Charlie Battaglia

Charlie’s Story

“…he is a happy baby, very ‘compatible with life’!”

Charlie Battaglia, Trisomy 13, 09/24/2015, Lake In The Hills, IL

Additional text 4/2/2016: Charlie is 6 months old and just gave us our first scare. He started having breathing problems and was hospitalized for over a week with what they thought was a virus. Turned out its a heart charliebcondition not typical with t13.

He has left ventricular non-compaction cardiomyopathy. He may have had a virus that caused some of the increased and dramatic symptoms but there is no cure, just management of symptoms as they present themselves. He was not given a timeframe as there really isn’t a way to do so. We have to monitor him closely and treat symptoms as they come up and keep praying. Everyday is a gift with him and I will continue to treasure each one as I have been since the day he was born. He wasn’t expected to make it to birth and 6 months later he’s still fighting and defining odds. I am truly blessed to have such a strong son!

Original text: I was never one to do any of the tests the doctors offer you when you’re pregnant such as for Down syndrome or anything like that. But for some reason, being my fourth pregnancy after having three girls, the thought of knowing early on whether I was going to have a boy or another girl was enticing.

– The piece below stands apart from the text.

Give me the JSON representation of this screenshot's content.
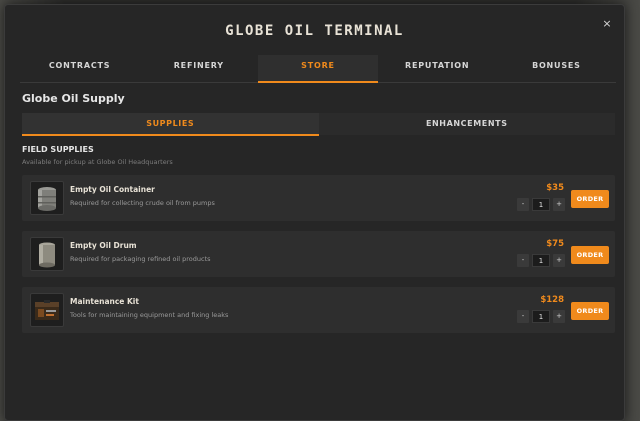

So at 11 weeks I took my 3 girls with me to my appointment to get the test results. My girls sat in one room getting the good news that we were having a boy while I sat in another room getting the devastating news that my baby had a 50/50 possibility of having trisomy 13. The doctor told me if it was trisomy 13 I would either lose the pregnancy, or that my baby would die shortly after birth. The girls were so excited to go home and make gender revealing cupcakes for me, but all I could do was cry and cry and cry.
I then followed up with a group of high-risk doctors and had an amnio that confirmed full trisomy 13 at 19 weeks. I was heartbroken and all of the doctors tried to convince me to have an abortion being that my son was ‘incompatible with life’.
I felt so alone in my decision as my son’s father left it up to me. My girls kept saying the doctors were wrong.
I have been pro life my entire life but this decision was weighing heavy on me. I was being told my child would not live. I don’t understand how doctors can be so naive; all it took was joining a Facebook group to learn that these kids are ‘compatible with life’, that they are happy and that they deserve a chance. I already loved this little boy so much I knew I had to give him a chance, only God could take him from me if that was His will.
I had many ultrasounds done, but no one would tell me what the abnormalities were other than a cleft lip and cleft palate. When I talked to the Neonatologist at the hospital where I was to deliver to make sure we were on the same page as to what to do when my son came, the neonatologist told me they would do nothing for him as he was ‘incompatible with life’. I thought I was going to die. I was told giving him oxygen if he needed it was pointless because once they took him off he would die. If he was any other baby, not a baby with trisomy 13, that would work but not for my child. So at 34 weeks pregnant I got my medical records and I found a new doctor and a hospital with a neonatology department that was willing to do what I wanted for my son, treat him like they would any other baby and not differently because of his diagnosis.
Charlie decided to enter this world after 38 weeks 6 days in my belly! He blew doctors away and scored all 9’s on his apgar. Other than a unilateral cleft lip, a bilateral cleft palate, a small PDA, VSD and ASD as well as one hand slightly deformed, he was perfect! He needed no assistance breathing. His only need was an ng tube for feeding. I was also taught how to feed him using a haberman bottle. We went home 2 days later!!
Charlie continued to prove the doctors wrong. He could not latch on to breastfeed so I pumped and fed him his bottle. He loved his haberman bottle but at an appointment with a group of doctors to discuss surgery for his lip and pallet this group of doctors thought he was aspirating and had him admitted for observation. They found he was not aspirating and he showed them how well he could breathe. His oxygen levels were amazing, so we went home the next day. A week later he passed a swallow study, shocking the doctors and proving he didn’t need a tube for feeding.
Charlie is now four and a half months old. Other than the 2 small holes in his heart (one closed very quickly) which they think will close on their own, a problem with vision in one eye and an issue with his hearing that we are working on, he is a happy baby, very ‘compatible with life’! He loves to smile and giggle when he sees me or his sisters or when we tickle him; he is a joy and makes our family very happy.